● **Working data**
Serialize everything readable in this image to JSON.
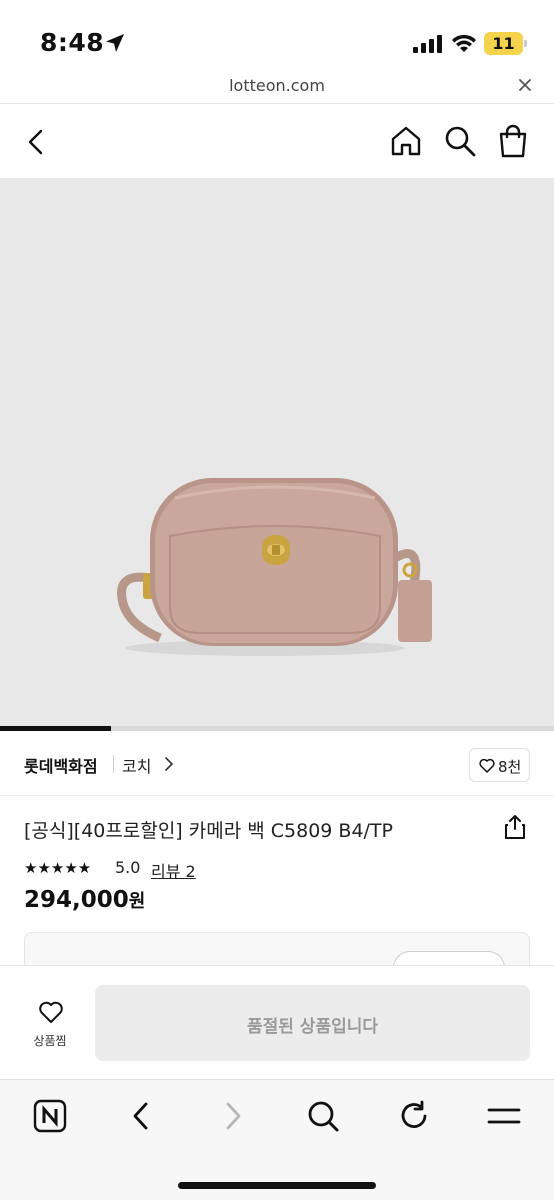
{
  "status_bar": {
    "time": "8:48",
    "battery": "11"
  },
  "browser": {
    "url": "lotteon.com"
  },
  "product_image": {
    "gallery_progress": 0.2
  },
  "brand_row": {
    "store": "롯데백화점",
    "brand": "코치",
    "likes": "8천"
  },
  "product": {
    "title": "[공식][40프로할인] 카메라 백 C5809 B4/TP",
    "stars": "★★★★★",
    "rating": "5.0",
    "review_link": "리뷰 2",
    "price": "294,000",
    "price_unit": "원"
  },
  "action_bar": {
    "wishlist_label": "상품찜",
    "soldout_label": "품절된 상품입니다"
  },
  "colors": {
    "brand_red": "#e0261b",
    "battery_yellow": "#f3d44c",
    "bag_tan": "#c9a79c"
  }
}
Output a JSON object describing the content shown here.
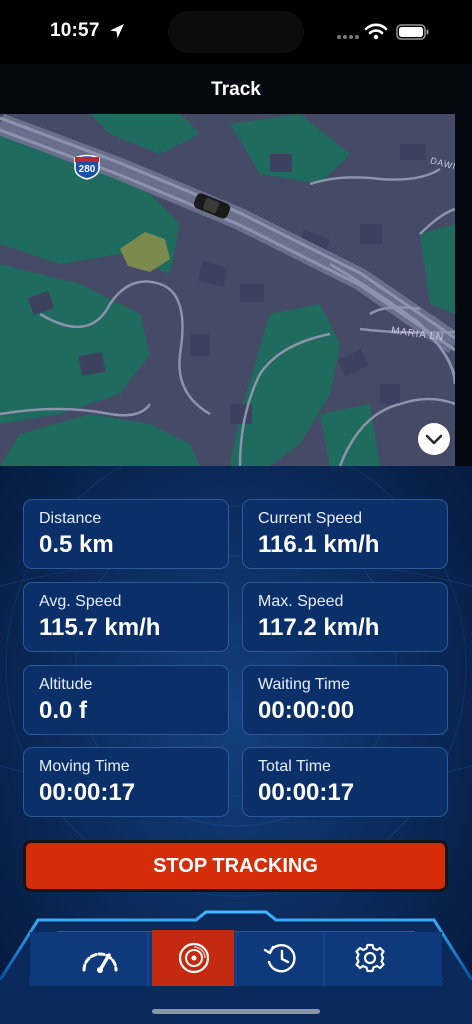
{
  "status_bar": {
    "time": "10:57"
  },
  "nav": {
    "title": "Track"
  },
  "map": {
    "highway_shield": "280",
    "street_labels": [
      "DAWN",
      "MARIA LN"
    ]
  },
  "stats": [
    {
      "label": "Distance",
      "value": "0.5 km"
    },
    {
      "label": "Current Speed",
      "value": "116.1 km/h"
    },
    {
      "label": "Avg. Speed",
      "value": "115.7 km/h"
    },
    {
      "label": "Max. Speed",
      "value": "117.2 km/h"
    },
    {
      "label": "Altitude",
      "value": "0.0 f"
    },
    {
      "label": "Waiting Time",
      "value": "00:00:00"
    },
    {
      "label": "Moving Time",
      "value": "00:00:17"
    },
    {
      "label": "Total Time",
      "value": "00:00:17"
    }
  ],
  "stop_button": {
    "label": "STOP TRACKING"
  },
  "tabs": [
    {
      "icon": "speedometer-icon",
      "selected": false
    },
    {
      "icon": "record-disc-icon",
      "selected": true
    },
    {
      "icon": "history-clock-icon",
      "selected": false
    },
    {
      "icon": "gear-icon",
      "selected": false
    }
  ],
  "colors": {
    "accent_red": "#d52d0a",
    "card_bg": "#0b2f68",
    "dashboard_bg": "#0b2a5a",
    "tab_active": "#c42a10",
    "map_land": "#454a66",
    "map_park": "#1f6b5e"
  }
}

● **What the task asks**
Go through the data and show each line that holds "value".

● **Response**
      "value": "0.5 km"
      "value": "116.1 km/h"
      "value": "115.7 km/h"
      "value": "117.2 km/h"
      "value": "0.0 f"
      "value": "00:00:00"
      "value": "00:00:17"
      "value": "00:00:17"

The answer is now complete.